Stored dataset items
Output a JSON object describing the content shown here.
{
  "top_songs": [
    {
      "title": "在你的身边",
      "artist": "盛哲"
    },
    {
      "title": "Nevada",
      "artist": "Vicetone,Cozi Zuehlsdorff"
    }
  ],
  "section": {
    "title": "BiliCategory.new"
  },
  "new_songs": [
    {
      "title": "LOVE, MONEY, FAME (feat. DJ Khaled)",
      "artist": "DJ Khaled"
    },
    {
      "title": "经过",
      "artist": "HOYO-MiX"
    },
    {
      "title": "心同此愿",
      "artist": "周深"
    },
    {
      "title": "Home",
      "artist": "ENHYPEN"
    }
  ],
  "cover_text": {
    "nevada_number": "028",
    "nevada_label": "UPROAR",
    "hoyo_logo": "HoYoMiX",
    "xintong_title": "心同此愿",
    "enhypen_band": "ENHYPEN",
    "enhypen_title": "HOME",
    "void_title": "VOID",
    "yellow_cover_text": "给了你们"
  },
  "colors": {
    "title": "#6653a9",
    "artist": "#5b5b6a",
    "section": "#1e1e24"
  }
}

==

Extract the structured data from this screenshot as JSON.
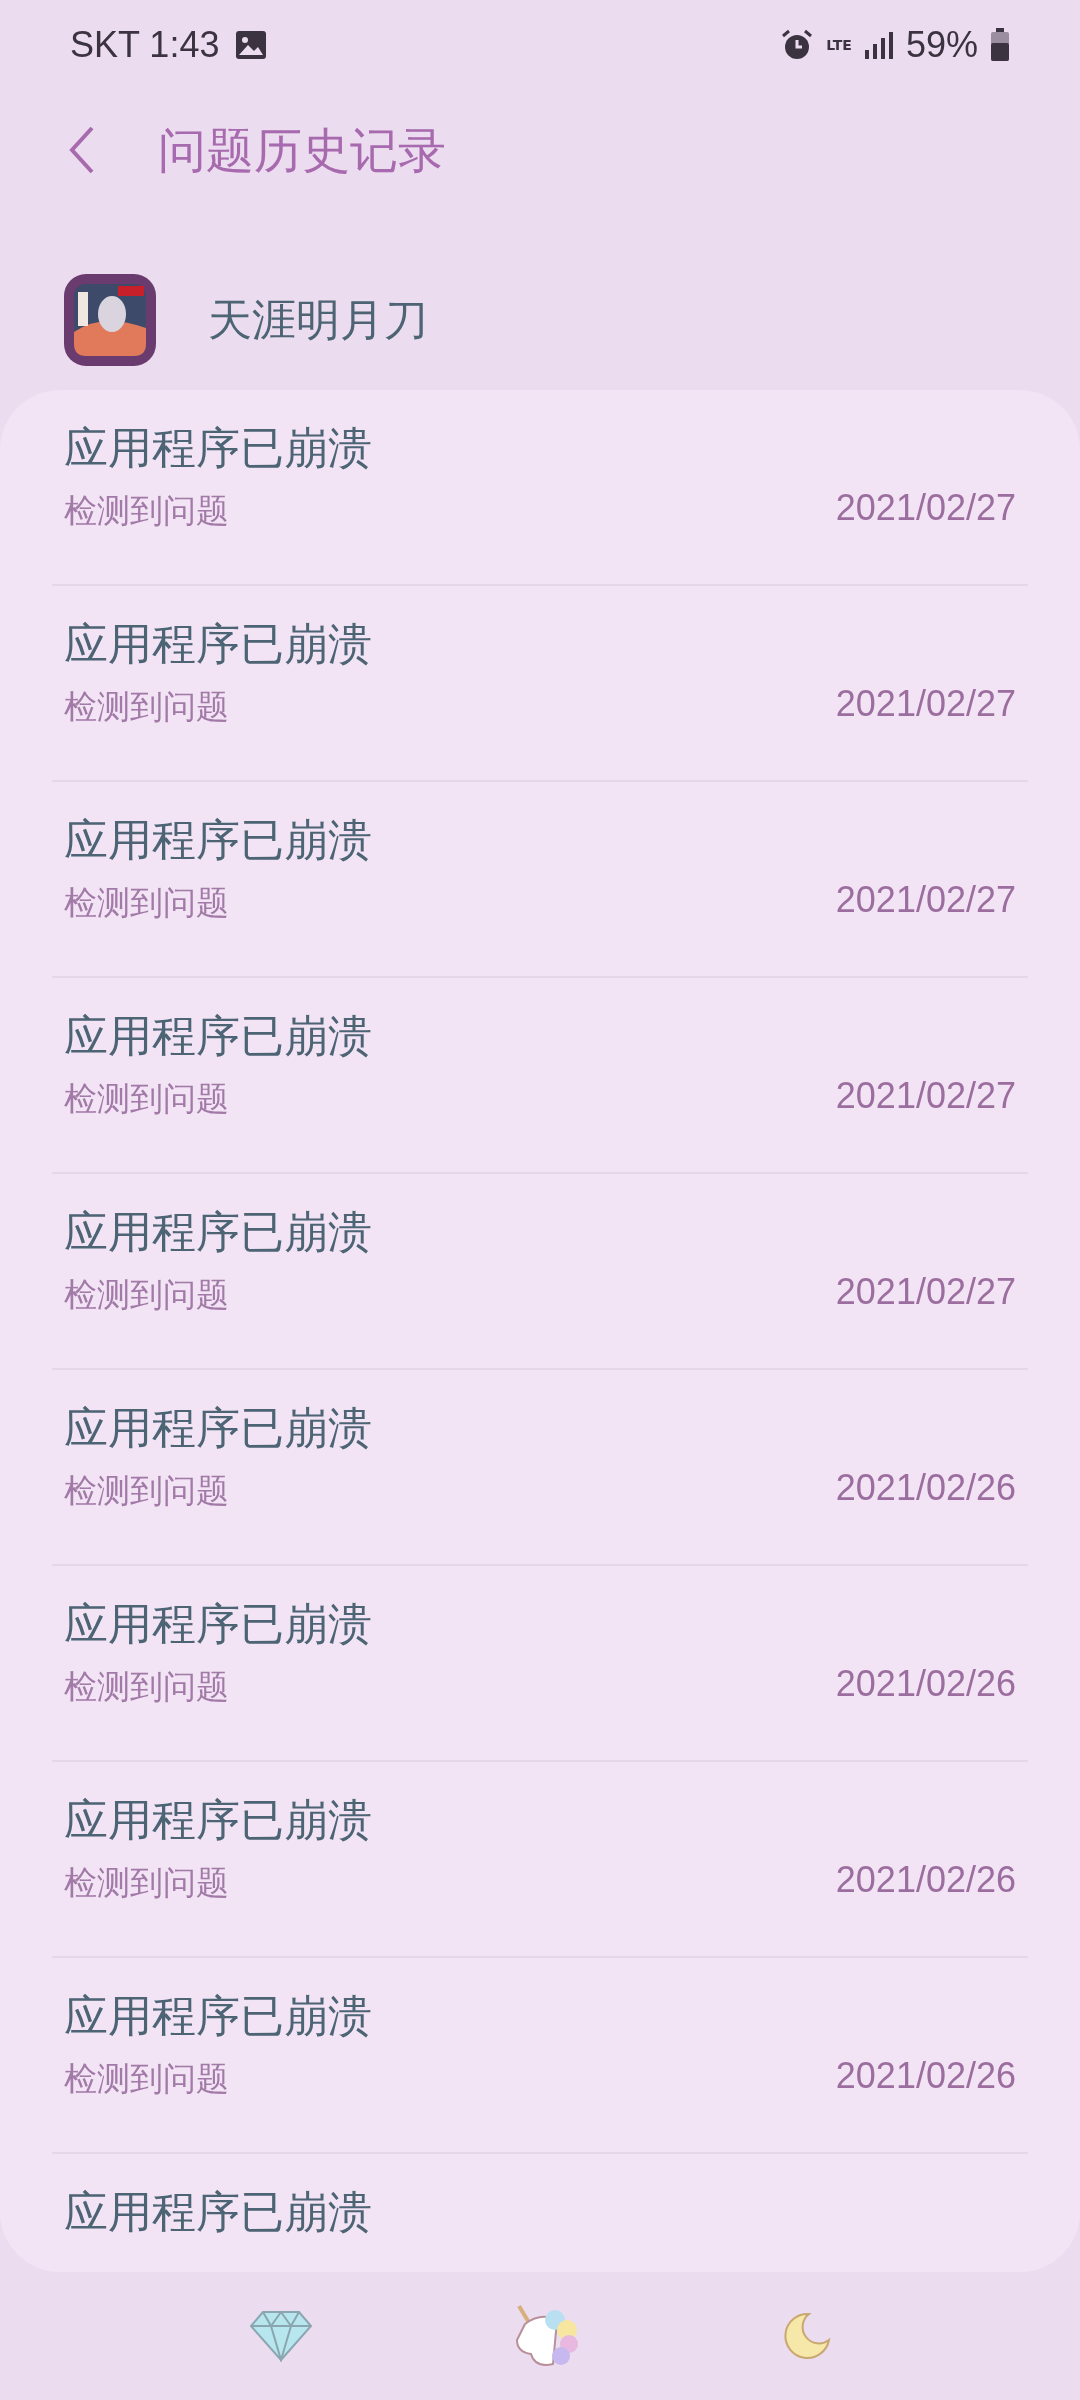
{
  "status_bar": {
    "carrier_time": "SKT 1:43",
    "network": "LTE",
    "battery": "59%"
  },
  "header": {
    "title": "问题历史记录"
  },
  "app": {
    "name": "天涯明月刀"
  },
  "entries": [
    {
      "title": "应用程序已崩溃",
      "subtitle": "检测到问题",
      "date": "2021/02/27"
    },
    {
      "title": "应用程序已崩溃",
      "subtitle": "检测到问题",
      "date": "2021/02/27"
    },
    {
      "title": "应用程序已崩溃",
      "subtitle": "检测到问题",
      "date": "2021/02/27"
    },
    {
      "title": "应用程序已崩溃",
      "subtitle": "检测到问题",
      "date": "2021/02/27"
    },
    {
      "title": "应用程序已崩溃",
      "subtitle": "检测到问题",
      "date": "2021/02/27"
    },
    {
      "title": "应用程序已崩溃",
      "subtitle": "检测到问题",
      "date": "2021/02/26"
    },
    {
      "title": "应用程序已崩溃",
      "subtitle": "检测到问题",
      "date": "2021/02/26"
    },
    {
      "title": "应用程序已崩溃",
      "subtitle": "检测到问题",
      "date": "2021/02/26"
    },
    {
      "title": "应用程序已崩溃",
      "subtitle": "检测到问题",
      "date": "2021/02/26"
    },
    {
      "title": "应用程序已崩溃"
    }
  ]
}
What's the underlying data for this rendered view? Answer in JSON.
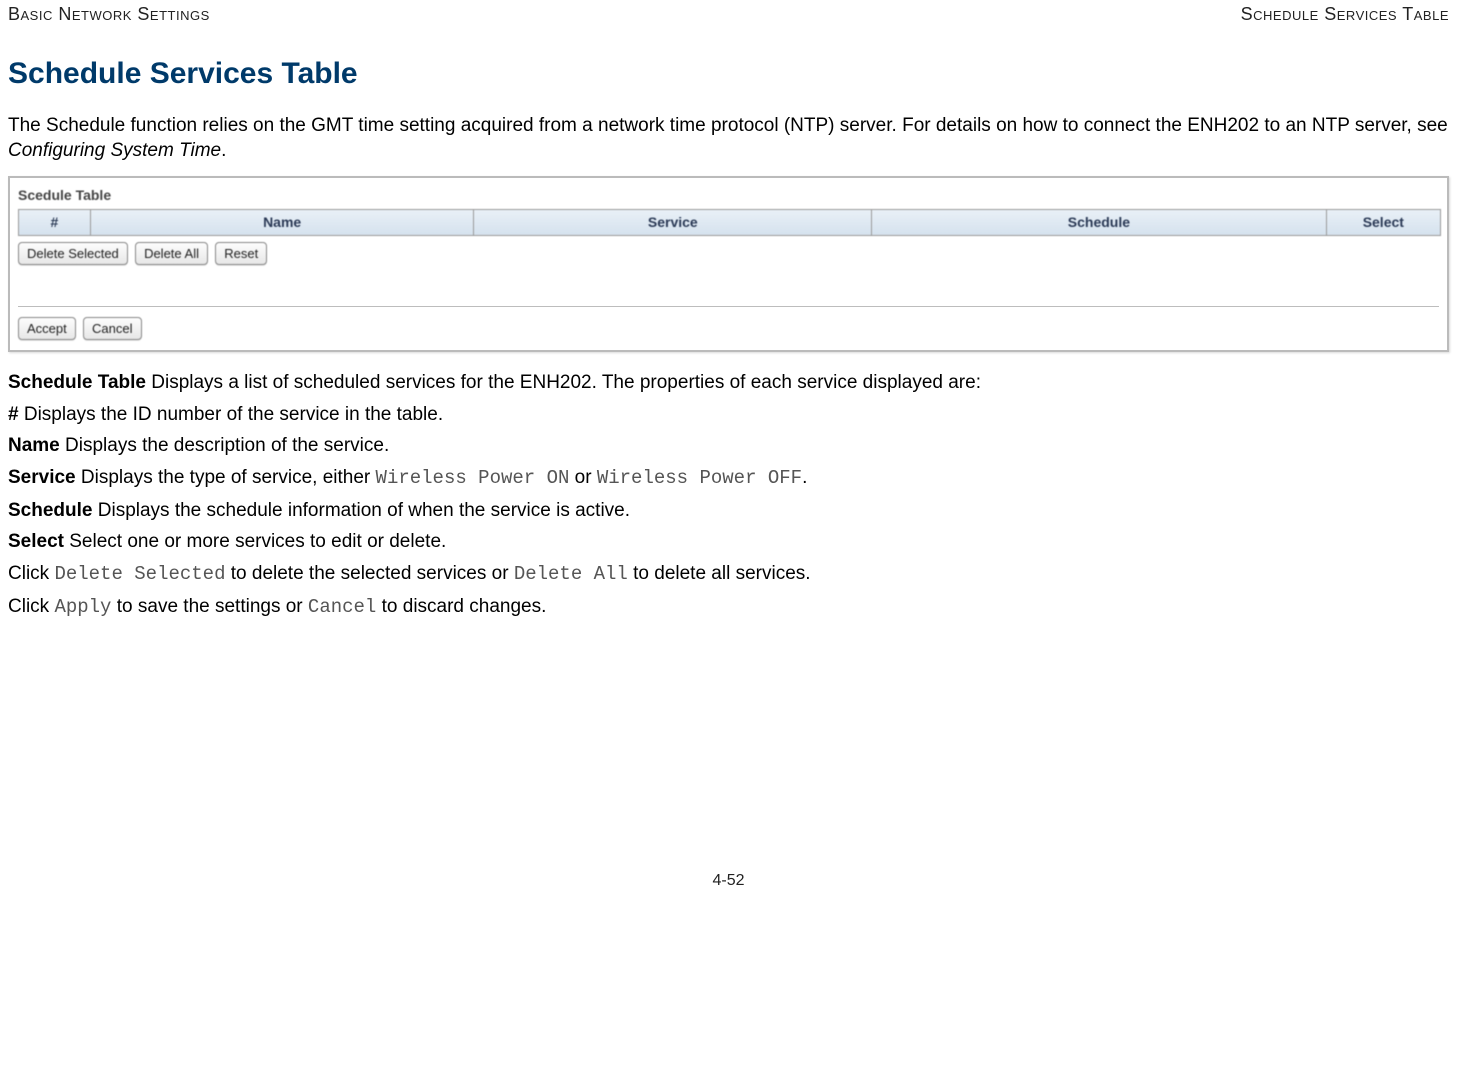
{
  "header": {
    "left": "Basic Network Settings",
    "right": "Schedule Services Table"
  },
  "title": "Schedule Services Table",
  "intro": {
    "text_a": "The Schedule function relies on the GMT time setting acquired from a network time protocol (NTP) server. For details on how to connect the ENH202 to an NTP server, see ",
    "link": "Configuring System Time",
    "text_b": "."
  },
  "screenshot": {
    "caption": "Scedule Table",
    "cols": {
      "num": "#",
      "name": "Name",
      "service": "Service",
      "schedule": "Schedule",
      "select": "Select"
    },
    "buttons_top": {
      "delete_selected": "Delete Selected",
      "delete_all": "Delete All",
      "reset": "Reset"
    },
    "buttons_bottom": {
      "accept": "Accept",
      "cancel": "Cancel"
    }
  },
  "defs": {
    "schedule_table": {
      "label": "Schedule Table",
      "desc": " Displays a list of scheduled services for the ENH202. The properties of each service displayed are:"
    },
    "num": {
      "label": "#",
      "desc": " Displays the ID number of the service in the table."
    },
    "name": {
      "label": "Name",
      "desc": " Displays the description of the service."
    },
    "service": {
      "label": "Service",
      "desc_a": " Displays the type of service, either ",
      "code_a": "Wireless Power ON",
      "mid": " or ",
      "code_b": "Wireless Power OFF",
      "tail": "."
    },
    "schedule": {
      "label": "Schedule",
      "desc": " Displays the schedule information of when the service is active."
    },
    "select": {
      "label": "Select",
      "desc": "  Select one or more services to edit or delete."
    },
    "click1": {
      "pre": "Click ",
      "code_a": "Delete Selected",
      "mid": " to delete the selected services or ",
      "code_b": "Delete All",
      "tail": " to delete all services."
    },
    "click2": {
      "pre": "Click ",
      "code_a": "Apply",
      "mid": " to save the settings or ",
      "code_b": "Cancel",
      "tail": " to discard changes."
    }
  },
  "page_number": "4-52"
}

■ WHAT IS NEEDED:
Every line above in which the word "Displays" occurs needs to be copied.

■ YOUR RESPONSE:
      "desc": " Displays a list of scheduled services for the ENH202. The properties of each service displayed are:"
      "desc": " Displays the ID number of the service in the table."
      "desc": " Displays the description of the service."
      "desc_a": " Displays the type of service, either ",
      "desc": " Displays the schedule information of when the service is active."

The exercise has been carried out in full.